of the white bar on a face away to the side.
Direct, speedy – the flock is two waving lines
passing between mountains, over salt water,
following the coast, a creamy shoreline
broadening on to marshes, tidal islands
until – ahead and below – something familiar,
another flock resting on a sand bar.
Down they go.

Down, level with the hills.
Down, level with the road.
Down, level with the shore.
Skimming over water the lead bird
working hardest, the wind from his wings lifting
the following bird, then the next until
they are all floating on air broken by the birds in front.

They lift to cross an island. Come down again
on the other side. Up ahead, white-barred heads
turn on long necks. Take care! Take care!
crying from the bar, and from the air the flight
calls back, We’re here! We’re here! The sky
between sand bar and flight filled with voice.
Take care! We’re here! Take care! We’re here!

Spreading their wings, turning them downwards,
they stretch out webbed feet. Everthing now,
every part of them, is catching the air,
slowing them, dropping them.
Take care! Take care!
In they come as though they must scatter
the geese on the sand like marbles, but now
their dropped wings lift them and bring them
down again, slower now, one after the other,
feet planing across the water, all together
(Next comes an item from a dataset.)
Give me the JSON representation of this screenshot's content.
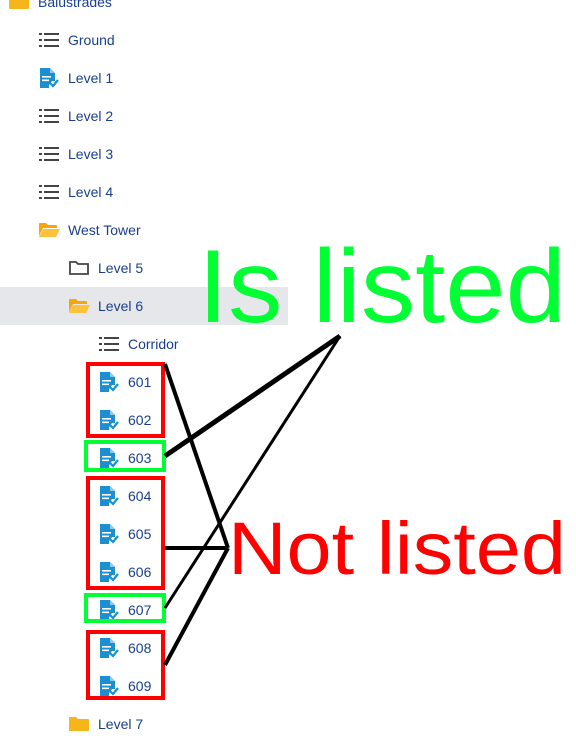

to sit down on it, glide along the surface and paddle out
onto the sand, to become a feathery conference
of webs, wings, necks and beaks, all crying together.
We’re here! We’re here!

Robert Davidson